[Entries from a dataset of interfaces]
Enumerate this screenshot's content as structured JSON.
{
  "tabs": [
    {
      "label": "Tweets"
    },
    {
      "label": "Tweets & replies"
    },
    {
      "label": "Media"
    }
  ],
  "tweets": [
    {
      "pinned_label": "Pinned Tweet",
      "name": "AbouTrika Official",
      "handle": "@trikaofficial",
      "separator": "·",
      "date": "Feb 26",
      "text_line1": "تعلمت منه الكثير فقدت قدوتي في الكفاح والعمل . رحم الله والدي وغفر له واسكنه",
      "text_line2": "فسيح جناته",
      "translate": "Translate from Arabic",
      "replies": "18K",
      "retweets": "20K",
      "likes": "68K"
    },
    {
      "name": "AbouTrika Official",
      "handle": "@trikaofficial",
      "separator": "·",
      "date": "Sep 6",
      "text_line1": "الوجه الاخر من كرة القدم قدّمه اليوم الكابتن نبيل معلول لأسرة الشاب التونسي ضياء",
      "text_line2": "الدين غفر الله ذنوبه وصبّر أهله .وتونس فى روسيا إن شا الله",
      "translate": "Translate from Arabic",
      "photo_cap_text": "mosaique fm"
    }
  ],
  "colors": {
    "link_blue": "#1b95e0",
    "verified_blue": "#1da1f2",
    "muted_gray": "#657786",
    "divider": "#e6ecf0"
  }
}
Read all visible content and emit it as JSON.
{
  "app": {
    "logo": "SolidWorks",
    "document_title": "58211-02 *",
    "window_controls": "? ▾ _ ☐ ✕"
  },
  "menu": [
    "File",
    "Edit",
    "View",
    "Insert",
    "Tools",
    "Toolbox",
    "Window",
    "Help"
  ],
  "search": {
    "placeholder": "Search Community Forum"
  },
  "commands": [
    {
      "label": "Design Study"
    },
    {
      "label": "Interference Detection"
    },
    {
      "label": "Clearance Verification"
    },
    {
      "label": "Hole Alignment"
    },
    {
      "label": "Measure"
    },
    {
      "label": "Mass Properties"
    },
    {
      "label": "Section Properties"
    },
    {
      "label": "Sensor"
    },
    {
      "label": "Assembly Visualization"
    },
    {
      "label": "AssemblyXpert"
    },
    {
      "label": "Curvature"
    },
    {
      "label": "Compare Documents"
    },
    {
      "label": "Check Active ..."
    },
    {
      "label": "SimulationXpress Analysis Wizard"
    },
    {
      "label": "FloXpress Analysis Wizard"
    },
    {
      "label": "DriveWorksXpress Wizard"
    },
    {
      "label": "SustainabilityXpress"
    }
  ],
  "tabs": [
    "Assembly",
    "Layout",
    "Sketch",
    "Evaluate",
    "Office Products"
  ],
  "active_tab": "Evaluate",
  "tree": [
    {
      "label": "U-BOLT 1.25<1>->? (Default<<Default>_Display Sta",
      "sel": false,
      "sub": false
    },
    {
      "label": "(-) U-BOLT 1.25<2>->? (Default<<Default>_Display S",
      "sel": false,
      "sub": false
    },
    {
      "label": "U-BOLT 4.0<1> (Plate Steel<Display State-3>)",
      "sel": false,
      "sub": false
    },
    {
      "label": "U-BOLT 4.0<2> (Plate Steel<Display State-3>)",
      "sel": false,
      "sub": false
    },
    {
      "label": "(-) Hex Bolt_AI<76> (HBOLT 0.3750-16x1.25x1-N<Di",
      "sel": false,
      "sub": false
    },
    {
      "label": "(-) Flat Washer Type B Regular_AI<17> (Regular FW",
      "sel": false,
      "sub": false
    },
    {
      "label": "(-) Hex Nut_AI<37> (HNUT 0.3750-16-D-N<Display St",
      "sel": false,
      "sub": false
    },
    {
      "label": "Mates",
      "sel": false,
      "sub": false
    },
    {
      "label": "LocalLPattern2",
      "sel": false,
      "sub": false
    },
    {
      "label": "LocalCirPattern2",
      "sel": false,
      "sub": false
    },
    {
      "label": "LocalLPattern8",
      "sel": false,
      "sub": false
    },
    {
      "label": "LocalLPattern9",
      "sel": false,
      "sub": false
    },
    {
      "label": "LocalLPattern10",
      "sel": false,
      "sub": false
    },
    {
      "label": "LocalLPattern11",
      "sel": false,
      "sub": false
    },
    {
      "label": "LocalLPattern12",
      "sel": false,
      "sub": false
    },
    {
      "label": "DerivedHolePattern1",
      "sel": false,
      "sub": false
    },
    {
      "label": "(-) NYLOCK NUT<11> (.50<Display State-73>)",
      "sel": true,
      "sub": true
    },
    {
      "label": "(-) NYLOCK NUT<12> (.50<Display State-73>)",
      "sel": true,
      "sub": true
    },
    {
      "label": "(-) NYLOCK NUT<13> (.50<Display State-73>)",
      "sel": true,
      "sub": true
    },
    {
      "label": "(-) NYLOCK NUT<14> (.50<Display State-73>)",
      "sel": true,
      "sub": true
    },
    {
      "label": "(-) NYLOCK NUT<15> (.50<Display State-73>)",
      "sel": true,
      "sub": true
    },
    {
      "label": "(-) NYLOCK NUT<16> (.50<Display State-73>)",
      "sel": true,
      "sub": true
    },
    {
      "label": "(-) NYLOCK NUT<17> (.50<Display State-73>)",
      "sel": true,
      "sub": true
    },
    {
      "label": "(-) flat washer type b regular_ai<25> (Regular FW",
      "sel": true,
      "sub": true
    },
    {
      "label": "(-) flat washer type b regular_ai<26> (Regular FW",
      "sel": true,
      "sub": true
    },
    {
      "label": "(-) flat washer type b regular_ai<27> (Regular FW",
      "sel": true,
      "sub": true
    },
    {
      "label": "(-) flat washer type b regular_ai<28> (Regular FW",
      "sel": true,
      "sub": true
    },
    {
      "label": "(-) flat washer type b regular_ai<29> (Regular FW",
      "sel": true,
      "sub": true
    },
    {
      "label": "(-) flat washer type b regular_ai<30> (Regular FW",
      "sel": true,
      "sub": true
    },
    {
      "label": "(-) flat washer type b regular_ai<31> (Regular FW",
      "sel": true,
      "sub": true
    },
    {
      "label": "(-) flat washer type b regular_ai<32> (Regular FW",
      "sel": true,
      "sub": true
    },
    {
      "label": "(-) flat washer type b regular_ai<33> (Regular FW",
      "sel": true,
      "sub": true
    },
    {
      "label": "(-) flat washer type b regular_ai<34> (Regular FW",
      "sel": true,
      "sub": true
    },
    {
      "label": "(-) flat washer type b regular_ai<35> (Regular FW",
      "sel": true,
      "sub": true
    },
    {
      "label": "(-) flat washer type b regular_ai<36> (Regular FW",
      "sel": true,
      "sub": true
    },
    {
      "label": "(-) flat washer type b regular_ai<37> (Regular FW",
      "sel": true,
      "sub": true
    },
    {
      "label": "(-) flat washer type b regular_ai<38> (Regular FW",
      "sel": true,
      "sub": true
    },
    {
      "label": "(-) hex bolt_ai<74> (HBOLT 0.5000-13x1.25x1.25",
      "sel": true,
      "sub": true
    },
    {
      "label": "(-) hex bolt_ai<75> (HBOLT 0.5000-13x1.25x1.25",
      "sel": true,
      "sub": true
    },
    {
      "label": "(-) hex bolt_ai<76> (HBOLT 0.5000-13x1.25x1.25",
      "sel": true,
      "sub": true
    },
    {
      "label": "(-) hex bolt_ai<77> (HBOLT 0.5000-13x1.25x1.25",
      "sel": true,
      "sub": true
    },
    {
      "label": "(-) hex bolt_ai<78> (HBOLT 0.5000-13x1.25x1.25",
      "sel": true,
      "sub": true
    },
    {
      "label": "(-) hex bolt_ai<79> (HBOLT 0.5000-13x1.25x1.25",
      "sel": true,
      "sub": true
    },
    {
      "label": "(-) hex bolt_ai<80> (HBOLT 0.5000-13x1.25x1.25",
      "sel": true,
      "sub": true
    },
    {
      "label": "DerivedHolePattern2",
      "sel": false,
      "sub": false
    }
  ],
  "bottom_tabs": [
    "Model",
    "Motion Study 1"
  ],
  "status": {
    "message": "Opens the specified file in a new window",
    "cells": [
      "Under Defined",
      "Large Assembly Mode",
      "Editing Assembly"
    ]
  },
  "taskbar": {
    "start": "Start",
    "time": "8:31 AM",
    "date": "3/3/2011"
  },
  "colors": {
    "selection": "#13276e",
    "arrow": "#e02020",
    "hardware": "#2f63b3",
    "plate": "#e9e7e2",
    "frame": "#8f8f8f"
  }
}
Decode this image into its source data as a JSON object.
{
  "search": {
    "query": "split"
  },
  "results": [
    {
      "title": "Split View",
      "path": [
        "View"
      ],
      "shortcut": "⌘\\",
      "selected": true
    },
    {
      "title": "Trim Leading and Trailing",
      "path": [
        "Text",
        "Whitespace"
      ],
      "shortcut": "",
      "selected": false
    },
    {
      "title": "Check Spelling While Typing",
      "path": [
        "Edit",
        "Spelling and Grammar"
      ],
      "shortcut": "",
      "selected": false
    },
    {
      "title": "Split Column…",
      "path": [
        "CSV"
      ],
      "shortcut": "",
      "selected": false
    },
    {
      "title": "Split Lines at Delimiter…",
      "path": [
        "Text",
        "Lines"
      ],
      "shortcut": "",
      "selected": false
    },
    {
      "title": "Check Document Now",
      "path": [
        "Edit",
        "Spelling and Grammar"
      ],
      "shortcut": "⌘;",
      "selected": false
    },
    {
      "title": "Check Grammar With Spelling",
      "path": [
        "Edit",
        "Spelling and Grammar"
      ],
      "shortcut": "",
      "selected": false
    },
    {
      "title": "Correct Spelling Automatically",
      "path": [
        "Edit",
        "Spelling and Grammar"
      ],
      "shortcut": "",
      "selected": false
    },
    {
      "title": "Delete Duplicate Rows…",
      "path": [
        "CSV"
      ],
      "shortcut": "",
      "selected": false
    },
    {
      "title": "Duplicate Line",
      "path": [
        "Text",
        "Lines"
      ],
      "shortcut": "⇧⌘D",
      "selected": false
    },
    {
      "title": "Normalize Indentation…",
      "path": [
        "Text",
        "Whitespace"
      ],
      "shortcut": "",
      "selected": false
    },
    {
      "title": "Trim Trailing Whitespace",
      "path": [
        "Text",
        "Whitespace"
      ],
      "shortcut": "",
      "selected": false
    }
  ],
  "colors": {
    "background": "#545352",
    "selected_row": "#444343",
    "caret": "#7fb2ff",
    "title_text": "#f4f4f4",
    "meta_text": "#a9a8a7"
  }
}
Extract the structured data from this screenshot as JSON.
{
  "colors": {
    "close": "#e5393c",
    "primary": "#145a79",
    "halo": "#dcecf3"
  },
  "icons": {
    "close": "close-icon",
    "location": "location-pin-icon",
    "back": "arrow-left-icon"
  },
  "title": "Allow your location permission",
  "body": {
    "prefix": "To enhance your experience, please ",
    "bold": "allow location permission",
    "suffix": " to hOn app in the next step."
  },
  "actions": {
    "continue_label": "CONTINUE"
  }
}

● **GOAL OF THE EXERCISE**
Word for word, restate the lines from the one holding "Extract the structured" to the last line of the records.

● **RESULT FOR THIS TASK**
Extract the structured data from this screenshot as JSON.
{
  "colors": {
    "close": "#e5393c",
    "primary": "#145a79",
    "halo": "#dcecf3"
  },
  "icons": {
    "close": "close-icon",
    "location": "location-pin-icon",
    "back": "arrow-left-icon"
  },
  "title": "Allow your location permission",
  "body": {
    "prefix": "To enhance your experience, please ",
    "bold": "allow location permission",
    "suffix": " to hOn app in the next step."
  },
  "actions": {
    "continue_label": "CONTINUE"
  }
}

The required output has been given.